Dataset rows describing interfaces
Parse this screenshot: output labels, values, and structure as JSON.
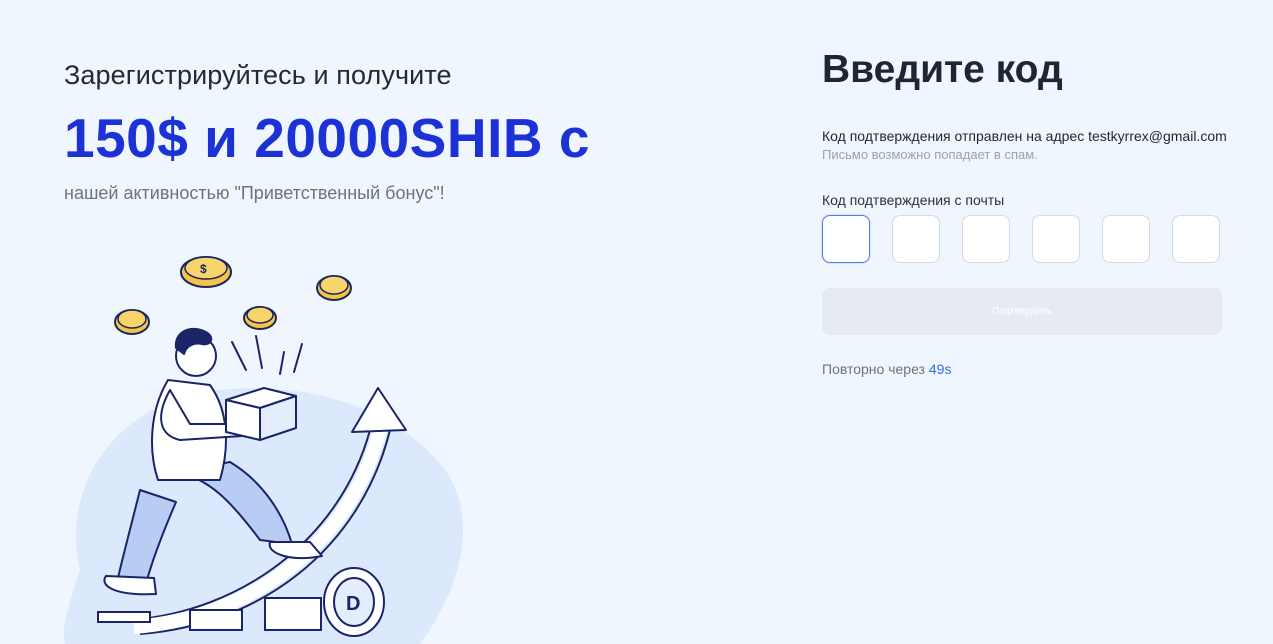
{
  "promo": {
    "line1": "Зарегистрируйтесь и получите",
    "amount": "150$ и 20000SHIB с",
    "line3": "нашей активностью \"Приветственный бонус\"!"
  },
  "verify": {
    "title": "Введите код",
    "sent_text": "Код подтверждения отправлен на адрес testkyrrex@gmail.com",
    "spam_text": "Письмо возможно попадает в спам.",
    "code_label": "Код подтверждения с почты",
    "code_digits": [
      "",
      "",
      "",
      "",
      "",
      ""
    ],
    "confirm_label": "Подтвердить",
    "resend_prefix": "Повторно через",
    "resend_timer": "49s"
  },
  "colors": {
    "accent": "#1d32d6",
    "link": "#2f6fdf",
    "background": "#f0f6fd"
  },
  "illustration": {
    "icons": [
      "person-with-box",
      "growth-arrow",
      "coin-stacks",
      "flying-coins"
    ]
  }
}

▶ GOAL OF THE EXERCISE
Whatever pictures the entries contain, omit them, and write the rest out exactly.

▶ EXPECTED ANSWER
Parse this screenshot: output labels, values, and structure as JSON.
{
  "promo": {
    "line1": "Зарегистрируйтесь и получите",
    "amount": "150$ и 20000SHIB с",
    "line3": "нашей активностью \"Приветственный бонус\"!"
  },
  "verify": {
    "title": "Введите код",
    "sent_text": "Код подтверждения отправлен на адрес testkyrrex@gmail.com",
    "spam_text": "Письмо возможно попадает в спам.",
    "code_label": "Код подтверждения с почты",
    "code_digits": [
      "",
      "",
      "",
      "",
      "",
      ""
    ],
    "confirm_label": "Подтвердить",
    "resend_prefix": "Повторно через",
    "resend_timer": "49s"
  },
  "colors": {
    "accent": "#1d32d6",
    "link": "#2f6fdf",
    "background": "#f0f6fd"
  },
  "illustration": {
    "icons": [
      "person-with-box",
      "growth-arrow",
      "coin-stacks",
      "flying-coins"
    ]
  }
}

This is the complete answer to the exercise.